# TASK GOAL
Your answer must be an exact copy of the listing that follows, with all pictures omitted.

# DATASET RECORDS
|---|
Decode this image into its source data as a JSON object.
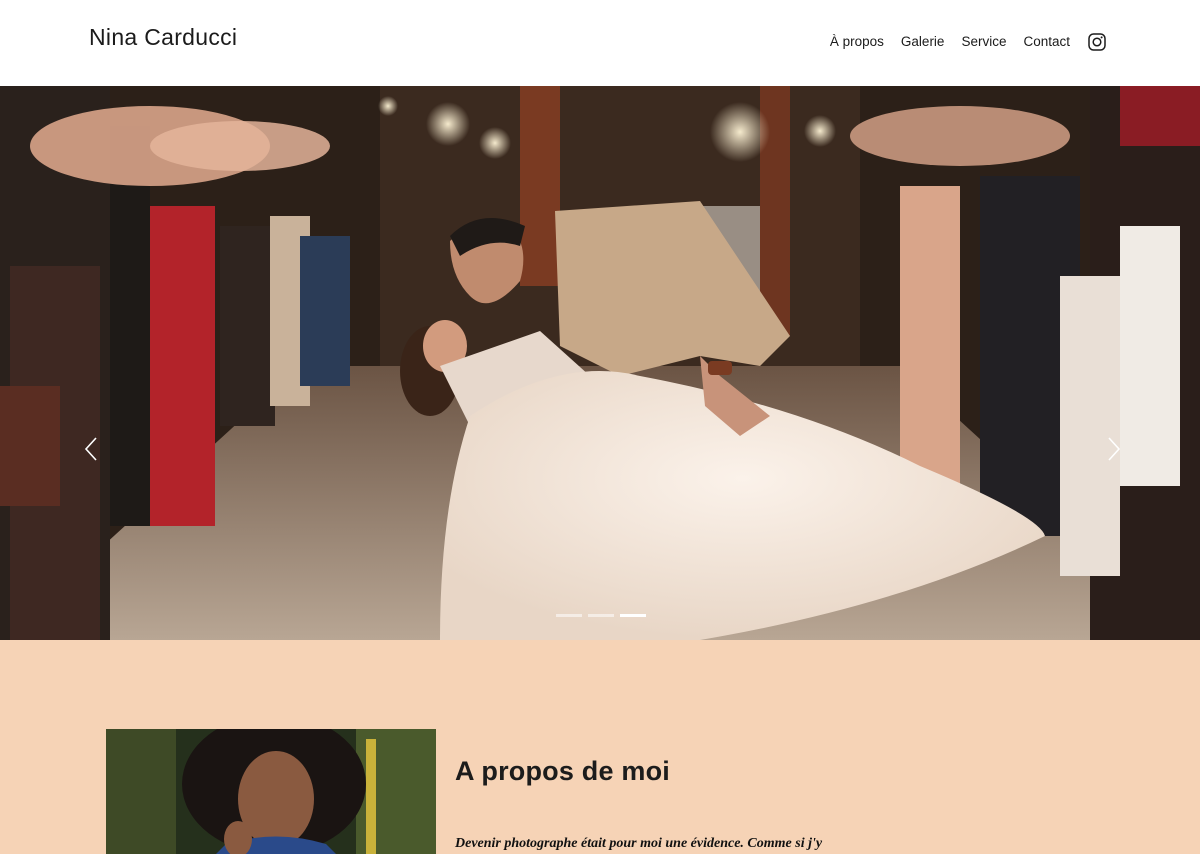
{
  "header": {
    "brand": "Nina Carducci",
    "nav": [
      {
        "label": "À propos"
      },
      {
        "label": "Galerie"
      },
      {
        "label": "Service"
      },
      {
        "label": "Contact"
      }
    ],
    "instagram_icon": "instagram-icon"
  },
  "carousel": {
    "prev_icon": "chevron-left-icon",
    "next_icon": "chevron-right-icon",
    "slide_count": 3,
    "active_slide": 3
  },
  "about": {
    "title": "A propos de moi",
    "text": "Devenir photographe était pour moi une évidence. Comme si j'y"
  },
  "colors": {
    "header_bg": "#ffffff",
    "about_bg": "#f6d3b6",
    "text": "#1b1b1b"
  }
}
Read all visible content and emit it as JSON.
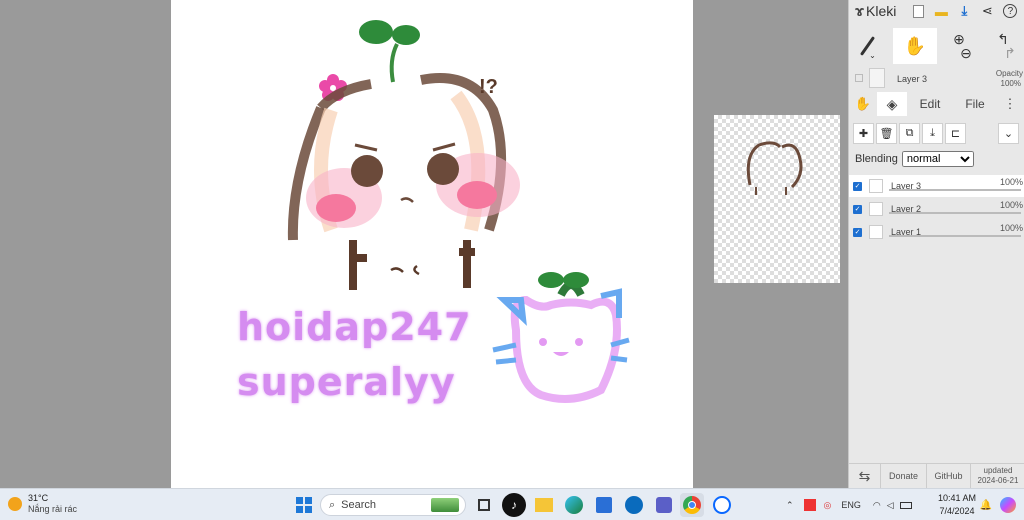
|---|
# SOLUTION BELOW
Decode this image into its source data as a JSON object.
{
  "header": {
    "brand": "Nina Carducci",
    "nav": [
      {
        "label": "À propos"
      },
      {
        "label": "Galerie"
      },
      {
        "label": "Service"
      },
      {
        "label": "Contact"
      }
    ],
    "instagram_icon": "instagram-icon"
  },
  "carousel": {
    "prev_icon": "chevron-left-icon",
    "next_icon": "chevron-right-icon",
    "slide_count": 3,
    "active_slide": 3
  },
  "about": {
    "title": "A propos de moi",
    "text": "Devenir photographe était pour moi une évidence. Comme si j'y"
  },
  "colors": {
    "header_bg": "#ffffff",
    "about_bg": "#f6d3b6",
    "text": "#1b1b1b"
  }
}
Read all visible content and emit it as JSON.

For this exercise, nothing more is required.